What this task involves: Each record below gets repeated exactly, and pictures stay out of the copy.

Excerpts from an interface dataset:
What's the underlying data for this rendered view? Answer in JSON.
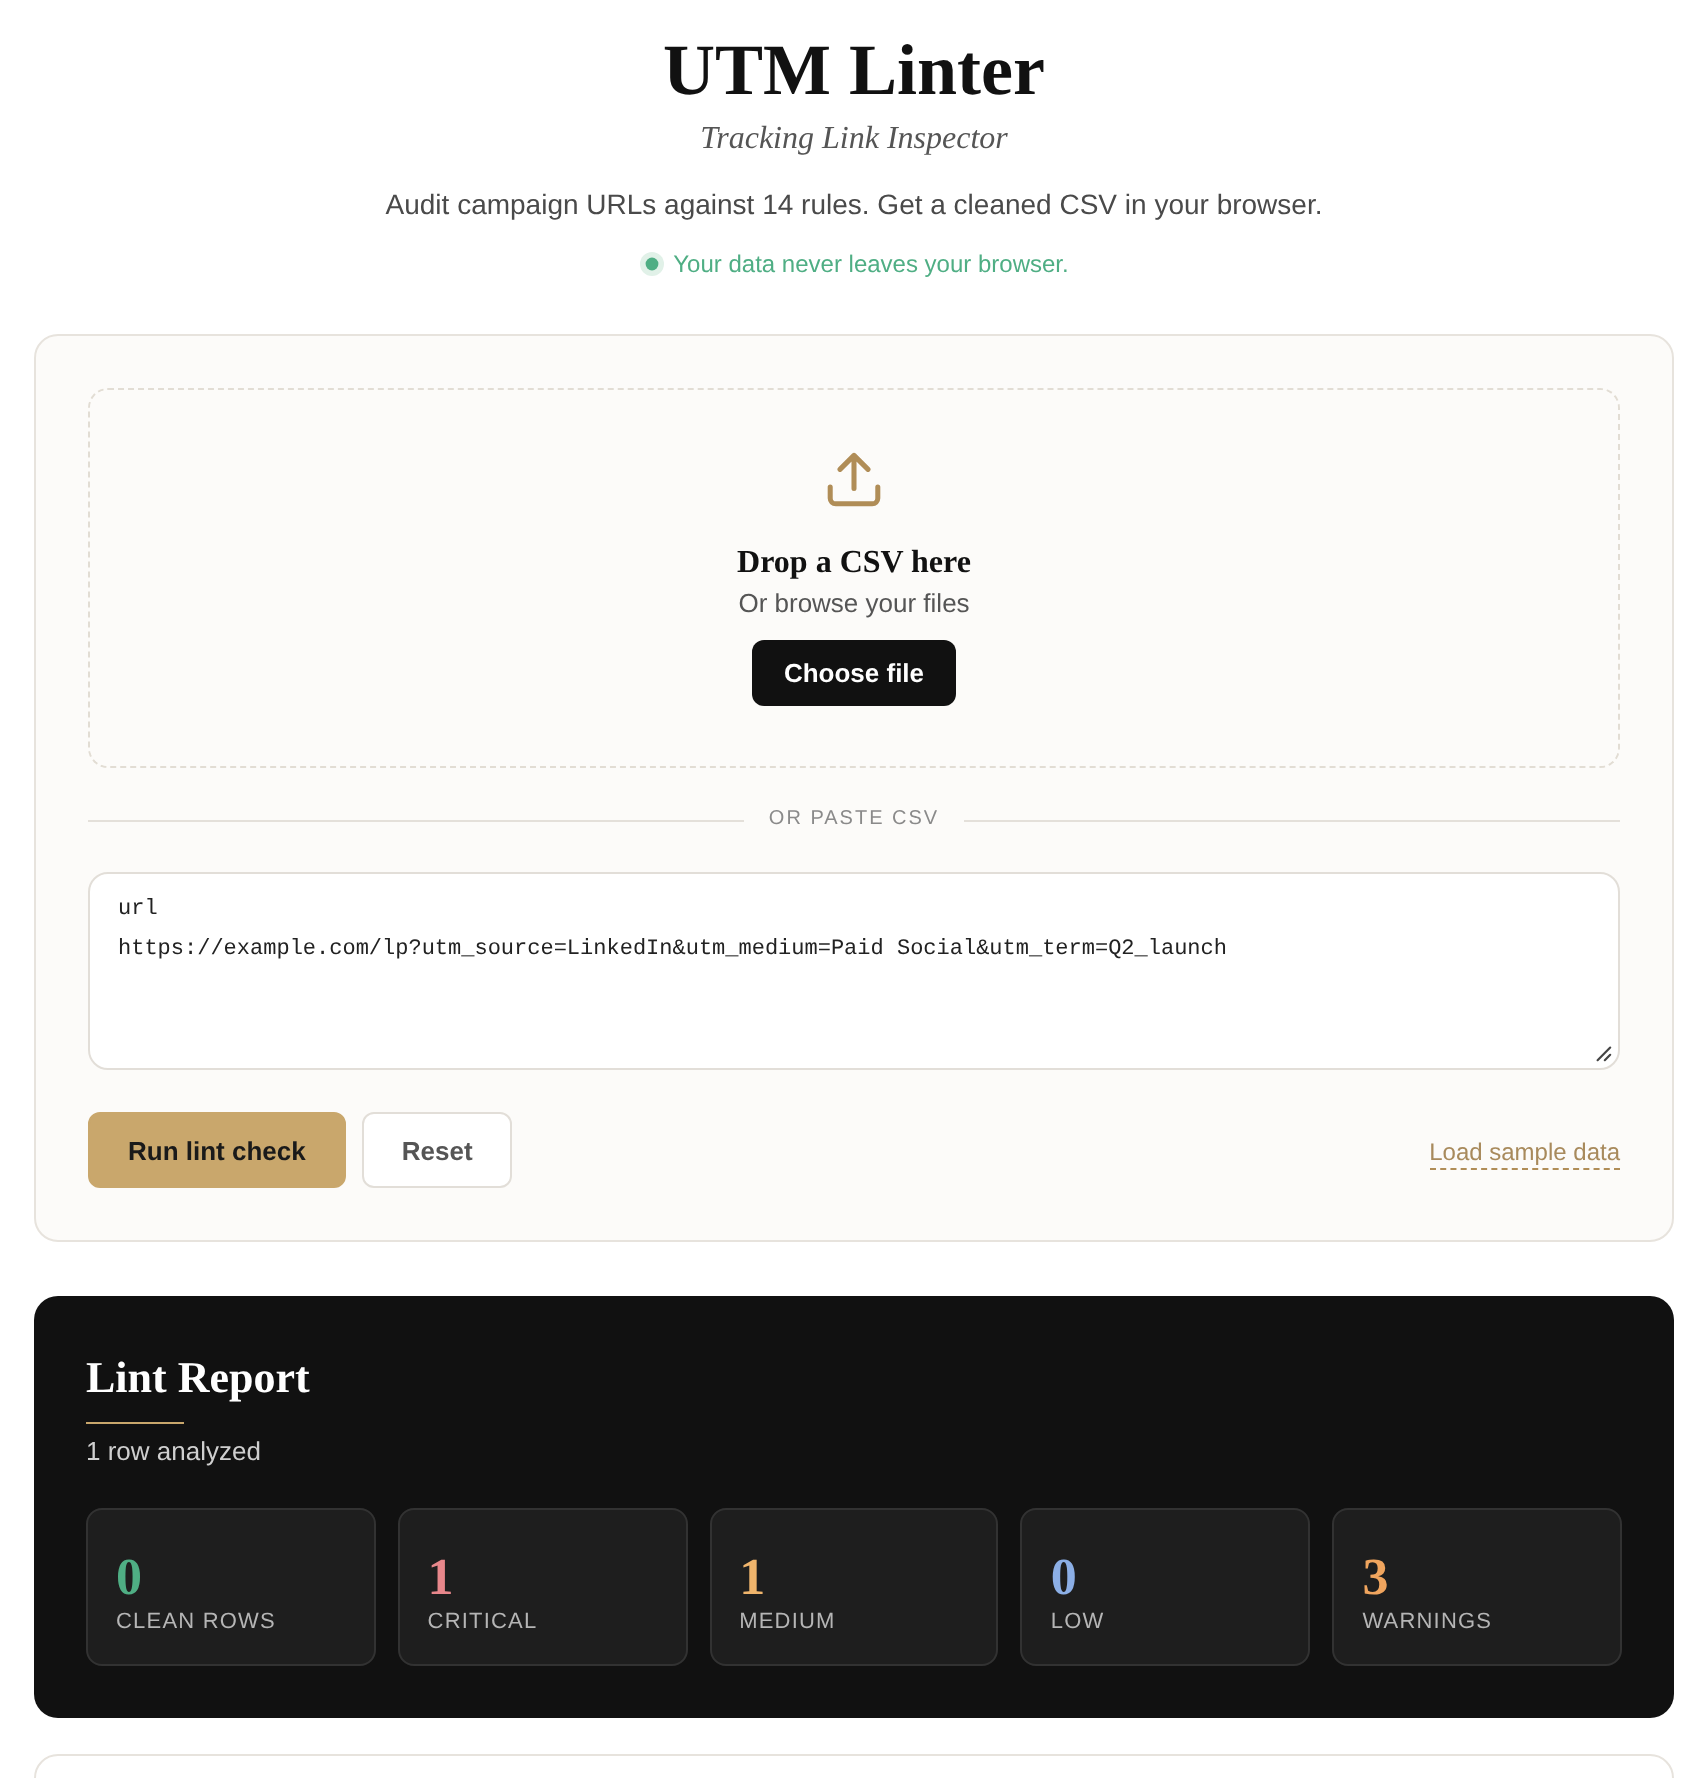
{
  "header": {
    "title": "UTM Linter",
    "subtitle": "Tracking Link Inspector",
    "description": "Audit campaign URLs against 14 rules. Get a cleaned CSV in your browser.",
    "privacy_note": "Your data never leaves your browser."
  },
  "upload": {
    "dropzone": {
      "title": "Drop a CSV here",
      "hint": "Or browse your files",
      "button": "Choose file"
    },
    "divider": "OR PASTE CSV",
    "csv_input": {
      "value": "url\nhttps://example.com/lp?utm_source=LinkedIn&utm_medium=Paid Social&utm_term=Q2_launch"
    },
    "buttons": [
      {
        "label": "Run lint check",
        "kind": "primary"
      },
      {
        "label": "Reset",
        "kind": "secondary"
      }
    ],
    "sample_link": "Load sample data"
  },
  "report": {
    "title": "Lint Report",
    "summary": "1 row analyzed",
    "stats": [
      {
        "value": "0",
        "label": "CLEAN ROWS",
        "color": "#4fae84"
      },
      {
        "value": "1",
        "label": "CRITICAL",
        "color": "#e8878b"
      },
      {
        "value": "1",
        "label": "MEDIUM",
        "color": "#f0b56c"
      },
      {
        "value": "0",
        "label": "LOW",
        "color": "#8cafe6"
      },
      {
        "value": "3",
        "label": "WARNINGS",
        "color": "#f0a55e"
      }
    ]
  }
}
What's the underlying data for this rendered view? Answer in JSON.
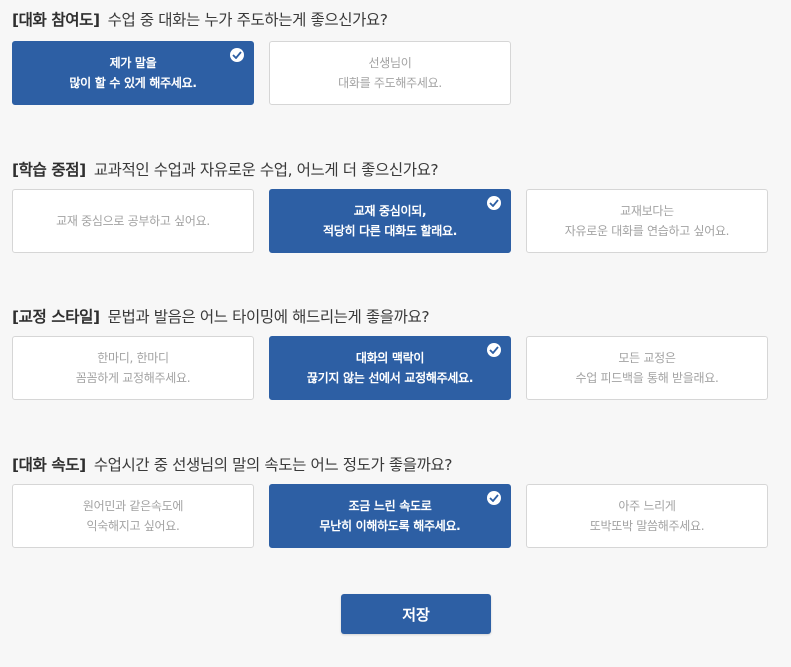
{
  "questions": [
    {
      "tag": "[대화 참여도]",
      "text": "수업 중 대화는 누가 주도하는게 좋으신가요?",
      "options": [
        {
          "line1": "제가 말을",
          "line2": "많이 할 수 있게 해주세요.",
          "selected": true
        },
        {
          "line1": "선생님이",
          "line2": "대화를 주도해주세요.",
          "selected": false
        }
      ]
    },
    {
      "tag": "[학습 중점]",
      "text": "교과적인 수업과 자유로운 수업, 어느게 더 좋으신가요?",
      "options": [
        {
          "line1": "교재 중심으로 공부하고 싶어요.",
          "line2": "",
          "selected": false
        },
        {
          "line1": "교재 중심이되,",
          "line2": "적당히 다른 대화도 할래요.",
          "selected": true
        },
        {
          "line1": "교재보다는",
          "line2": "자유로운 대화를 연습하고 싶어요.",
          "selected": false
        }
      ]
    },
    {
      "tag": "[교정 스타일]",
      "text": "문법과 발음은 어느 타이밍에 해드리는게 좋을까요?",
      "options": [
        {
          "line1": "한마디, 한마디",
          "line2": "꼼꼼하게 교정해주세요.",
          "selected": false
        },
        {
          "line1": "대화의 맥락이",
          "line2": "끊기지 않는 선에서 교정해주세요.",
          "selected": true
        },
        {
          "line1": "모든 교정은",
          "line2": "수업 피드백을 통해 받을래요.",
          "selected": false
        }
      ]
    },
    {
      "tag": "[대화 속도]",
      "text": "수업시간 중 선생님의 말의 속도는 어느 정도가 좋을까요?",
      "options": [
        {
          "line1": "원어민과 같은속도에",
          "line2": "익숙해지고 싶어요.",
          "selected": false
        },
        {
          "line1": "조금 느린 속도로",
          "line2": "무난히 이해하도록 해주세요.",
          "selected": true
        },
        {
          "line1": "아주 느리게",
          "line2": "또박또박 말씀해주세요.",
          "selected": false
        }
      ]
    }
  ],
  "save_label": "저장",
  "colors": {
    "accent": "#2d5fa4",
    "background": "#f7f7f7",
    "option_border": "#d6d6d6",
    "option_text": "#a3a3a3"
  },
  "icons": {
    "check": "check-circle-icon"
  }
}
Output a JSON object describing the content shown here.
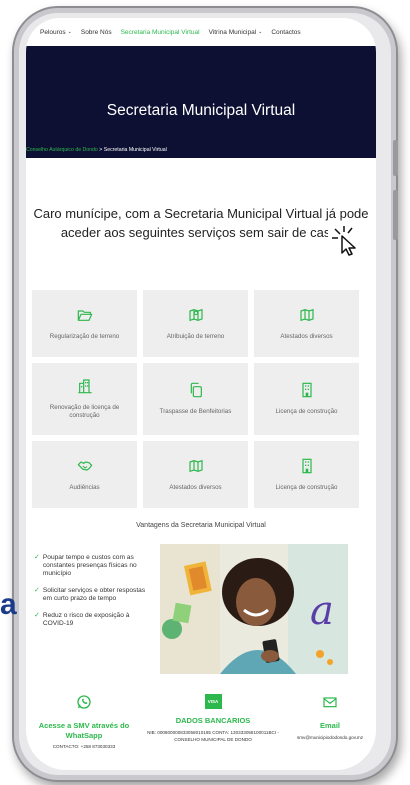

Your solution:
What's the underlying data for this rendered view? Answer in JSON.
{
  "header": {
    "title": "UTM Linter",
    "subtitle": "Tracking Link Inspector",
    "description": "Audit campaign URLs against 14 rules. Get a cleaned CSV in your browser.",
    "privacy_note": "Your data never leaves your browser."
  },
  "upload": {
    "dropzone": {
      "title": "Drop a CSV here",
      "hint": "Or browse your files",
      "button": "Choose file"
    },
    "divider": "OR PASTE CSV",
    "csv_input": {
      "value": "url\nhttps://example.com/lp?utm_source=LinkedIn&utm_medium=Paid Social&utm_term=Q2_launch"
    },
    "buttons": [
      {
        "label": "Run lint check",
        "kind": "primary"
      },
      {
        "label": "Reset",
        "kind": "secondary"
      }
    ],
    "sample_link": "Load sample data"
  },
  "report": {
    "title": "Lint Report",
    "summary": "1 row analyzed",
    "stats": [
      {
        "value": "0",
        "label": "CLEAN ROWS",
        "color": "#4fae84"
      },
      {
        "value": "1",
        "label": "CRITICAL",
        "color": "#e8878b"
      },
      {
        "value": "1",
        "label": "MEDIUM",
        "color": "#f0b56c"
      },
      {
        "value": "0",
        "label": "LOW",
        "color": "#8cafe6"
      },
      {
        "value": "3",
        "label": "WARNINGS",
        "color": "#f0a55e"
      }
    ]
  }
}
What's the underlying data for this rendered view? Answer in JSON.
{
  "questions": [
    {
      "tag": "[대화 참여도]",
      "text": "수업 중 대화는 누가 주도하는게 좋으신가요?",
      "options": [
        {
          "line1": "제가 말을",
          "line2": "많이 할 수 있게 해주세요.",
          "selected": true
        },
        {
          "line1": "선생님이",
          "line2": "대화를 주도해주세요.",
          "selected": false
        }
      ]
    },
    {
      "tag": "[학습 중점]",
      "text": "교과적인 수업과 자유로운 수업, 어느게 더 좋으신가요?",
      "options": [
        {
          "line1": "교재 중심으로 공부하고 싶어요.",
          "line2": "",
          "selected": false
        },
        {
          "line1": "교재 중심이되,",
          "line2": "적당히 다른 대화도 할래요.",
          "selected": true
        },
        {
          "line1": "교재보다는",
          "line2": "자유로운 대화를 연습하고 싶어요.",
          "selected": false
        }
      ]
    },
    {
      "tag": "[교정 스타일]",
      "text": "문법과 발음은 어느 타이밍에 해드리는게 좋을까요?",
      "options": [
        {
          "line1": "한마디, 한마디",
          "line2": "꼼꼼하게 교정해주세요.",
          "selected": false
        },
        {
          "line1": "대화의 맥락이",
          "line2": "끊기지 않는 선에서 교정해주세요.",
          "selected": true
        },
        {
          "line1": "모든 교정은",
          "line2": "수업 피드백을 통해 받을래요.",
          "selected": false
        }
      ]
    },
    {
      "tag": "[대화 속도]",
      "text": "수업시간 중 선생님의 말의 속도는 어느 정도가 좋을까요?",
      "options": [
        {
          "line1": "원어민과 같은속도에",
          "line2": "익숙해지고 싶어요.",
          "selected": false
        },
        {
          "line1": "조금 느린 속도로",
          "line2": "무난히 이해하도록 해주세요.",
          "selected": true
        },
        {
          "line1": "아주 느리게",
          "line2": "또박또박 말씀해주세요.",
          "selected": false
        }
      ]
    }
  ],
  "save_label": "저장",
  "colors": {
    "accent": "#2d5fa4",
    "background": "#f7f7f7",
    "option_border": "#d6d6d6",
    "option_text": "#a3a3a3"
  },
  "icons": {
    "check": "check-circle-icon"
  }
}
Output a JSON object describing the content shown here.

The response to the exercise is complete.